Chapter 16: To an author whose book won’t see print for more than a year, it might seem a little surreal to be asked this question, but while the struggle is still fresh in your own mind, do you have any advice for aspiring writers?
Tarkington: Oh, I’m hardly in any position to be handing out sage advice. Everyone has to find her own way. I will, however, pass on the most useful advice I ever read, in an interview with a very successful novelist I deeply admire: “Give it up. You’re probably not good enough, and even if you are, it probably won’t matter. Spare yourself the frustration and the disappointment.” Boy, when I read that, it made me so mad I started working harder and with greater discipline and determination than I’d previously thought myself capable of.
Chapter 16: Has this good news changed anything about your life, your self-image, or your writing practice?
Tarkington: It changes everything, and it changes nothing. The validation is very gratifying. Certainly, I approach my work with a greater measure of confidence. But as a friend and former teacher once told me, “Your kids don’t care about your publishing career; they just want their daddy.”
[This interview originally appeared on July 9, 2013. It has been updated to include new event information.]
Margaret Renkl, the editor of Chapter 16, has published widely in both literary and mainstream magazines.
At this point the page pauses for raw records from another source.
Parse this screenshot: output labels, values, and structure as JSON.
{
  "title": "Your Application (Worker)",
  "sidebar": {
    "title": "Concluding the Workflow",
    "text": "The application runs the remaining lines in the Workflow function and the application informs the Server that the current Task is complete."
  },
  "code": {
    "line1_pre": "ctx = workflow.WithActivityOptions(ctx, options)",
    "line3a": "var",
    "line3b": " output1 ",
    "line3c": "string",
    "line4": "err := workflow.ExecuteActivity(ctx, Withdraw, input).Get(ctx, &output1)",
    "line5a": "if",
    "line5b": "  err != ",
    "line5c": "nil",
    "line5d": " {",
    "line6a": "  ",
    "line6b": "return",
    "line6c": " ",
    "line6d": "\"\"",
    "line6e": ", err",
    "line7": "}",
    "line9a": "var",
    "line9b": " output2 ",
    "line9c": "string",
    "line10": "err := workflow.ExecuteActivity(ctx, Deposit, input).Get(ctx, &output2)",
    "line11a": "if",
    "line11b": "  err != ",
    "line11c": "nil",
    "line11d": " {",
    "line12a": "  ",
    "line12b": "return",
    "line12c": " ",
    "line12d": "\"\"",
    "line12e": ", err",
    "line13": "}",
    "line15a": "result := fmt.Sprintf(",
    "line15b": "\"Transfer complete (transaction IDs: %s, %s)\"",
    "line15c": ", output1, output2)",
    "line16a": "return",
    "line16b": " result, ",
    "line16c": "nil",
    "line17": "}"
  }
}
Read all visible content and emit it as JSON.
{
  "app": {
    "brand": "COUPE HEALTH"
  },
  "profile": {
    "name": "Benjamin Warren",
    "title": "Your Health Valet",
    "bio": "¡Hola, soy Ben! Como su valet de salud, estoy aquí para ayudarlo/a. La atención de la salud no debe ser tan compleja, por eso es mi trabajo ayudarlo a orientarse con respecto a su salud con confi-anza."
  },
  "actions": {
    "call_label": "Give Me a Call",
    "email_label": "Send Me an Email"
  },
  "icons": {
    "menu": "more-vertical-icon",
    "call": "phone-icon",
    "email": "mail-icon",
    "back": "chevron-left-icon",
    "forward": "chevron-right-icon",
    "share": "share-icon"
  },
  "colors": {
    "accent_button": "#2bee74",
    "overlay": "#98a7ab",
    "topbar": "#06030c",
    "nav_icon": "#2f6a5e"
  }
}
Her work has appeared in or is forthcoming from The Southern Review, Shenandoah, Black Warrior Review, The New York Times, Good Housekeeping, and Women’s Health, among others. She lives in Nashville.